● What is being asked
Each record is to be printed again precisely as it reads.

== Exercise inputs ==

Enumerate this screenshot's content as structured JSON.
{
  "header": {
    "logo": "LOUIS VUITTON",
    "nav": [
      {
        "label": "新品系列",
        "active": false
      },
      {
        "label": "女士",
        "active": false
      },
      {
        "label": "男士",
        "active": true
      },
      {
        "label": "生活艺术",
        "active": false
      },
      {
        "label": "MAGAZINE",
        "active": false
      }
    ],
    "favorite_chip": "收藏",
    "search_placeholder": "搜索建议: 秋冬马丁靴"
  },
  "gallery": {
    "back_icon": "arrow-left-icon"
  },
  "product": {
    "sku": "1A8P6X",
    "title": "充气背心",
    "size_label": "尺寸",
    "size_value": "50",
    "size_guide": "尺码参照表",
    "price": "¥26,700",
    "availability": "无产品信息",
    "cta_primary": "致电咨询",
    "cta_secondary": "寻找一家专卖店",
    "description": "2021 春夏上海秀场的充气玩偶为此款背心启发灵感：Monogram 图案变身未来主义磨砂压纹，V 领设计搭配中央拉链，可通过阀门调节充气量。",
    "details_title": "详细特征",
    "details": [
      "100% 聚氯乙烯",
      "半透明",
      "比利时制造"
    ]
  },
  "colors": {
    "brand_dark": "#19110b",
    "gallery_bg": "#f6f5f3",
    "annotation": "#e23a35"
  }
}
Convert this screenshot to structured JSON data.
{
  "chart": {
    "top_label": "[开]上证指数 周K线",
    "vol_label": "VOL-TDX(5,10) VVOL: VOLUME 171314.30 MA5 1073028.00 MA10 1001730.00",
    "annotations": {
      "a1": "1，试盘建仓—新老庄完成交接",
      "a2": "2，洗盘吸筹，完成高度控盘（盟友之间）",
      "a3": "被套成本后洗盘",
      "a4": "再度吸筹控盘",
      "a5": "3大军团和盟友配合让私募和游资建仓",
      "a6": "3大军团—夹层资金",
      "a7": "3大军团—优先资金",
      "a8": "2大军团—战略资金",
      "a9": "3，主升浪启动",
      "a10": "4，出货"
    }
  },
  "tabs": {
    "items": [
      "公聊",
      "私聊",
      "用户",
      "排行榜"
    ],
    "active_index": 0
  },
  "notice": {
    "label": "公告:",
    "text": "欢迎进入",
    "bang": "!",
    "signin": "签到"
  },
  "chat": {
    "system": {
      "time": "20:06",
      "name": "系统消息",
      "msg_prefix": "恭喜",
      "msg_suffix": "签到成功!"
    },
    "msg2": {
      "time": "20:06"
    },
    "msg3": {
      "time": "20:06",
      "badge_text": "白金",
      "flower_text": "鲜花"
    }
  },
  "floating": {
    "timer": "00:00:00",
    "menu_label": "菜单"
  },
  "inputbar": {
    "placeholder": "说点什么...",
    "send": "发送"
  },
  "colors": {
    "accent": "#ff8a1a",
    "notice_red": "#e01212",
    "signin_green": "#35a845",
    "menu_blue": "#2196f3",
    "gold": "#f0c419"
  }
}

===

● Answer section
Enumerate this screenshot's content as structured JSON.
{
  "header": {
    "logo": "LOUIS VUITTON",
    "nav": [
      {
        "label": "新品系列",
        "active": false
      },
      {
        "label": "女士",
        "active": false
      },
      {
        "label": "男士",
        "active": true
      },
      {
        "label": "生活艺术",
        "active": false
      },
      {
        "label": "MAGAZINE",
        "active": false
      }
    ],
    "favorite_chip": "收藏",
    "search_placeholder": "搜索建议: 秋冬马丁靴"
  },
  "gallery": {
    "back_icon": "arrow-left-icon"
  },
  "product": {
    "sku": "1A8P6X",
    "title": "充气背心",
    "size_label": "尺寸",
    "size_value": "50",
    "size_guide": "尺码参照表",
    "price": "¥26,700",
    "availability": "无产品信息",
    "cta_primary": "致电咨询",
    "cta_secondary": "寻找一家专卖店",
    "description": "2021 春夏上海秀场的充气玩偶为此款背心启发灵感：Monogram 图案变身未来主义磨砂压纹，V 领设计搭配中央拉链，可通过阀门调节充气量。",
    "details_title": "详细特征",
    "details": [
      "100% 聚氯乙烯",
      "半透明",
      "比利时制造"
    ]
  },
  "colors": {
    "brand_dark": "#19110b",
    "gallery_bg": "#f6f5f3",
    "annotation": "#e23a35"
  }
}
Convert this screenshot to structured JSON data.
{
  "chart": {
    "top_label": "[开]上证指数 周K线",
    "vol_label": "VOL-TDX(5,10) VVOL: VOLUME 171314.30 MA5 1073028.00 MA10 1001730.00",
    "annotations": {
      "a1": "1，试盘建仓—新老庄完成交接",
      "a2": "2，洗盘吸筹，完成高度控盘（盟友之间）",
      "a3": "被套成本后洗盘",
      "a4": "再度吸筹控盘",
      "a5": "3大军团和盟友配合让私募和游资建仓",
      "a6": "3大军团—夹层资金",
      "a7": "3大军团—优先资金",
      "a8": "2大军团—战略资金",
      "a9": "3，主升浪启动",
      "a10": "4，出货"
    }
  },
  "tabs": {
    "items": [
      "公聊",
      "私聊",
      "用户",
      "排行榜"
    ],
    "active_index": 0
  },
  "notice": {
    "label": "公告:",
    "text": "欢迎进入",
    "bang": "!",
    "signin": "签到"
  },
  "chat": {
    "system": {
      "time": "20:06",
      "name": "系统消息",
      "msg_prefix": "恭喜",
      "msg_suffix": "签到成功!"
    },
    "msg2": {
      "time": "20:06"
    },
    "msg3": {
      "time": "20:06",
      "badge_text": "白金",
      "flower_text": "鲜花"
    }
  },
  "floating": {
    "timer": "00:00:00",
    "menu_label": "菜单"
  },
  "inputbar": {
    "placeholder": "说点什么...",
    "send": "发送"
  },
  "colors": {
    "accent": "#ff8a1a",
    "notice_red": "#e01212",
    "signin_green": "#35a845",
    "menu_blue": "#2196f3",
    "gold": "#f0c419"
  }
}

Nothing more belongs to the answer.